Prompt → Type out the data exactly as given. Skip any image.

-- Source material follows --

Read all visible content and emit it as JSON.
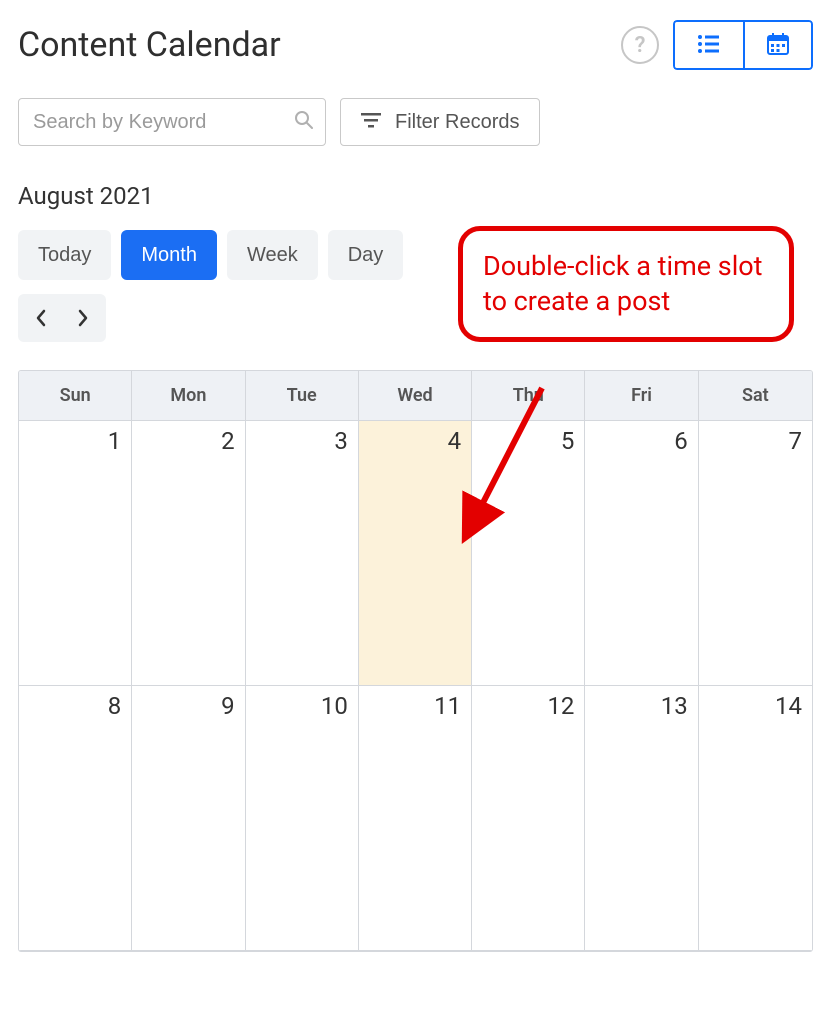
{
  "header": {
    "title": "Content Calendar",
    "help_tooltip": "?",
    "views": {
      "list": "list",
      "calendar": "calendar"
    }
  },
  "search": {
    "placeholder": "Search by Keyword"
  },
  "filter": {
    "label": "Filter Records"
  },
  "period": {
    "label": "August 2021"
  },
  "modes": {
    "today": "Today",
    "month": "Month",
    "week": "Week",
    "day": "Day",
    "active": "month"
  },
  "calendar": {
    "weekdays": [
      "Sun",
      "Mon",
      "Tue",
      "Wed",
      "Thu",
      "Fri",
      "Sat"
    ],
    "rows": [
      {
        "dates": [
          1,
          2,
          3,
          4,
          5,
          6,
          7
        ],
        "highlight_index": 3
      },
      {
        "dates": [
          8,
          9,
          10,
          11,
          12,
          13,
          14
        ],
        "highlight_index": -1
      }
    ]
  },
  "annotation": {
    "text": "Double-click a time slot to create a post",
    "color": "#e30000"
  }
}
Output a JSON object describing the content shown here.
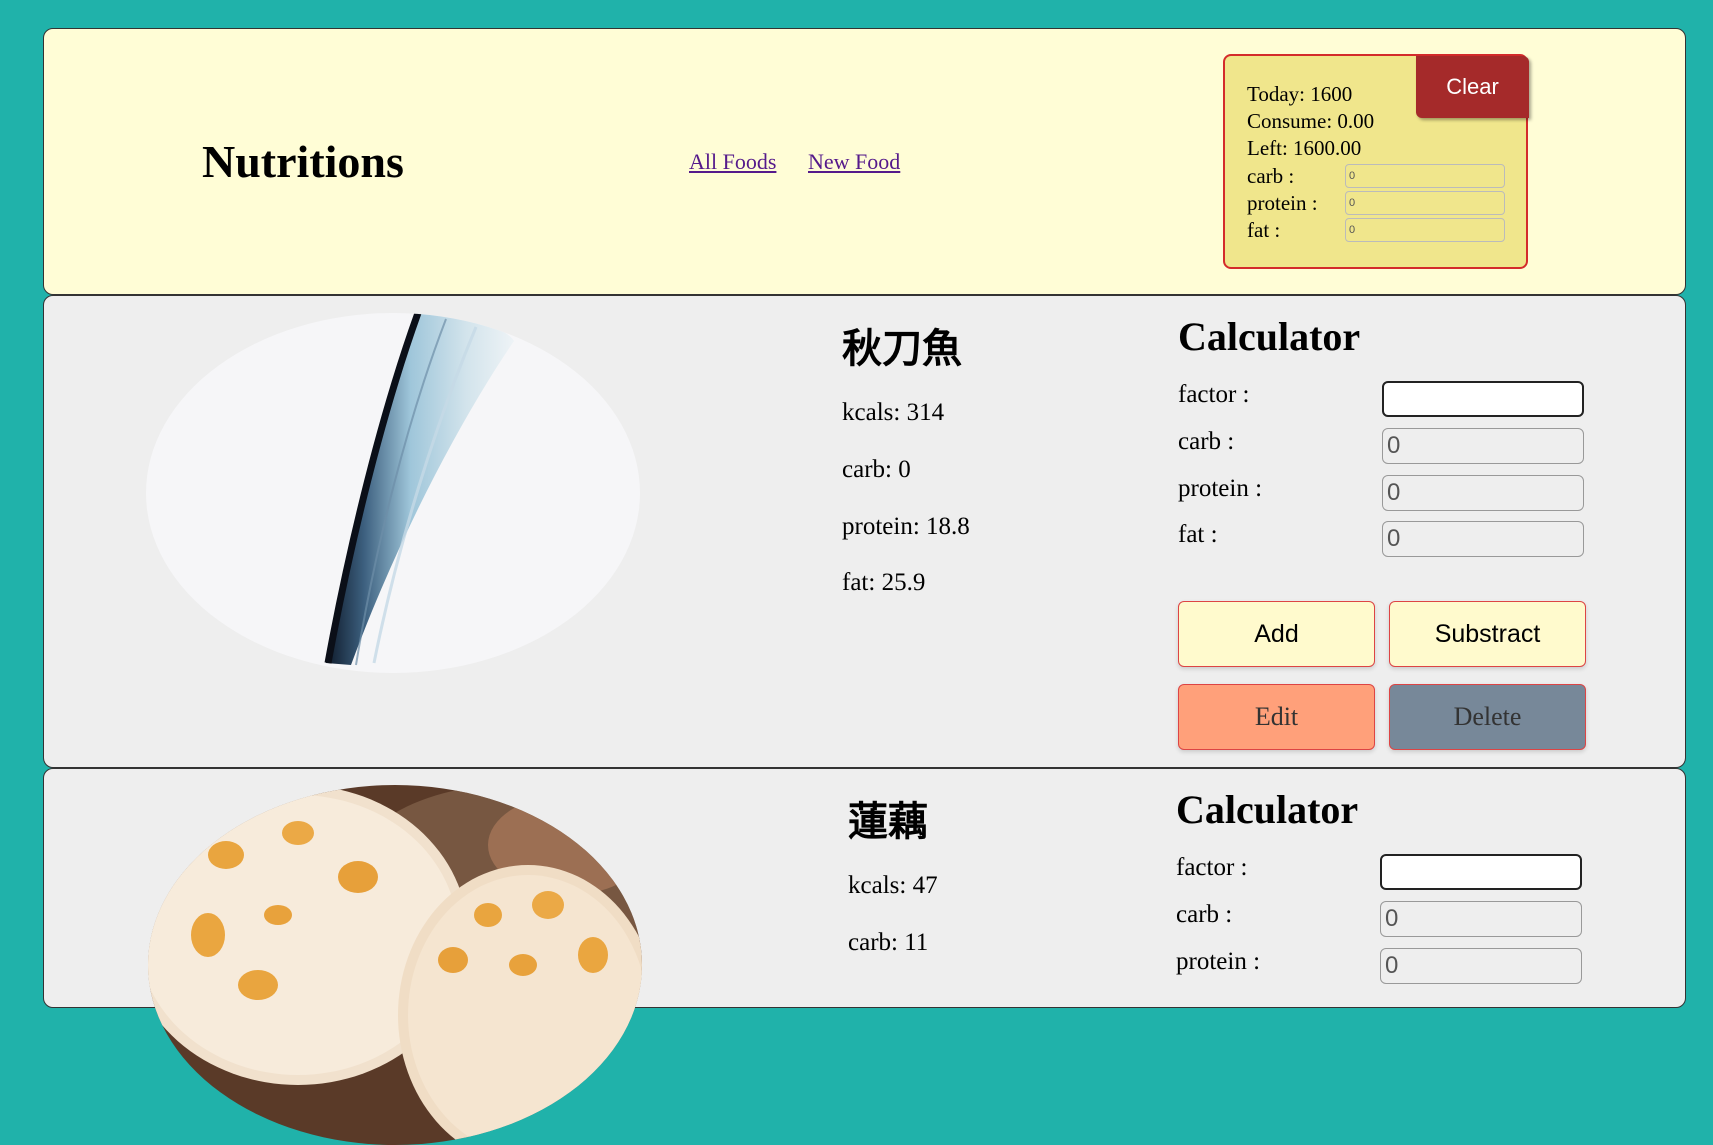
{
  "header": {
    "title": "Nutritions",
    "nav": [
      "All Foods",
      "New Food"
    ]
  },
  "tracker": {
    "today": "Today: 1600",
    "consume": "Consume: 0.00",
    "left": "Left: 1600.00",
    "carb_label": "carb :",
    "protein_label": "protein :",
    "fat_label": "fat :",
    "carb_value": "0",
    "protein_value": "0",
    "fat_value": "0",
    "clear_label": "Clear"
  },
  "calculator_labels": {
    "title": "Calculator",
    "factor": "factor :",
    "carb": "carb :",
    "protein": "protein :",
    "fat": "fat :",
    "add": "Add",
    "subtract": "Substract",
    "edit": "Edit",
    "delete": "Delete"
  },
  "foods": [
    {
      "name": "秋刀魚",
      "kcals": "kcals: 314",
      "carb": "carb: 0",
      "protein": "protein: 18.8",
      "fat": "fat: 25.9",
      "calc": {
        "factor": "",
        "carb": "0",
        "protein": "0",
        "fat": "0"
      }
    },
    {
      "name": "蓮藕",
      "kcals": "kcals: 47",
      "carb": "carb: 11",
      "calc": {
        "factor": "",
        "carb": "0",
        "protein": "0"
      }
    }
  ],
  "colors": {
    "page_bg": "#20b2aa",
    "header_bg": "#fffdd6",
    "tracker_bg": "#f0e68c",
    "clear_bg": "#a52a2a",
    "card_bg": "#eeeeee",
    "edit_bg": "#ffa07a",
    "delete_bg": "#778899"
  }
}
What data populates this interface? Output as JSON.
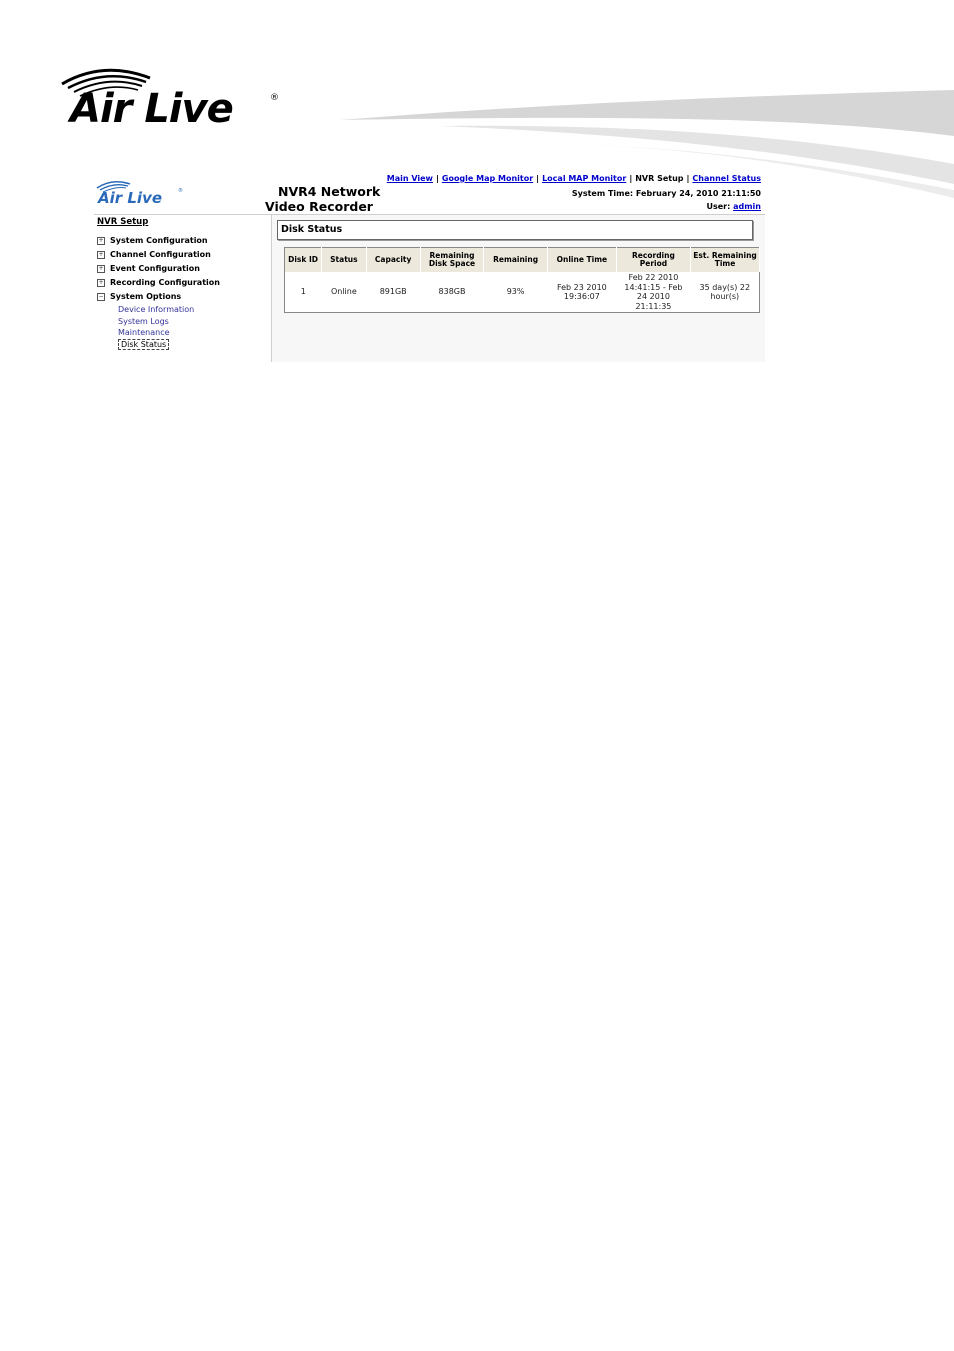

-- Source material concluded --

Answer area →
Read all visible content and emit it as JSON.
{
  "header": {
    "title": "Content Calendar",
    "help_tooltip": "?",
    "views": {
      "list": "list",
      "calendar": "calendar"
    }
  },
  "search": {
    "placeholder": "Search by Keyword"
  },
  "filter": {
    "label": "Filter Records"
  },
  "period": {
    "label": "August 2021"
  },
  "modes": {
    "today": "Today",
    "month": "Month",
    "week": "Week",
    "day": "Day",
    "active": "month"
  },
  "calendar": {
    "weekdays": [
      "Sun",
      "Mon",
      "Tue",
      "Wed",
      "Thu",
      "Fri",
      "Sat"
    ],
    "rows": [
      {
        "dates": [
          1,
          2,
          3,
          4,
          5,
          6,
          7
        ],
        "highlight_index": 3
      },
      {
        "dates": [
          8,
          9,
          10,
          11,
          12,
          13,
          14
        ],
        "highlight_index": -1
      }
    ]
  },
  "annotation": {
    "text": "Double-click a time slot to create a post",
    "color": "#e30000"
  }
}
Output a JSON object describing the content shown here.
{
  "header": {
    "title": "Nutritions",
    "nav": [
      "All Foods",
      "New Food"
    ]
  },
  "tracker": {
    "today": "Today: 1600",
    "consume": "Consume: 0.00",
    "left": "Left: 1600.00",
    "carb_label": "carb :",
    "protein_label": "protein :",
    "fat_label": "fat :",
    "carb_value": "0",
    "protein_value": "0",
    "fat_value": "0",
    "clear_label": "Clear"
  },
  "calculator_labels": {
    "title": "Calculator",
    "factor": "factor :",
    "carb": "carb :",
    "protein": "protein :",
    "fat": "fat :",
    "add": "Add",
    "subtract": "Substract",
    "edit": "Edit",
    "delete": "Delete"
  },
  "foods": [
    {
      "name": "秋刀魚",
      "kcals": "kcals: 314",
      "carb": "carb: 0",
      "protein": "protein: 18.8",
      "fat": "fat: 25.9",
      "calc": {
        "factor": "",
        "carb": "0",
        "protein": "0",
        "fat": "0"
      }
    },
    {
      "name": "蓮藕",
      "kcals": "kcals: 47",
      "carb": "carb: 11",
      "calc": {
        "factor": "",
        "carb": "0",
        "protein": "0"
      }
    }
  ],
  "colors": {
    "page_bg": "#20b2aa",
    "header_bg": "#fffdd6",
    "tracker_bg": "#f0e68c",
    "clear_bg": "#a52a2a",
    "card_bg": "#eeeeee",
    "edit_bg": "#ffa07a",
    "delete_bg": "#778899"
  }
}
What data populates this interface? Output as JSON.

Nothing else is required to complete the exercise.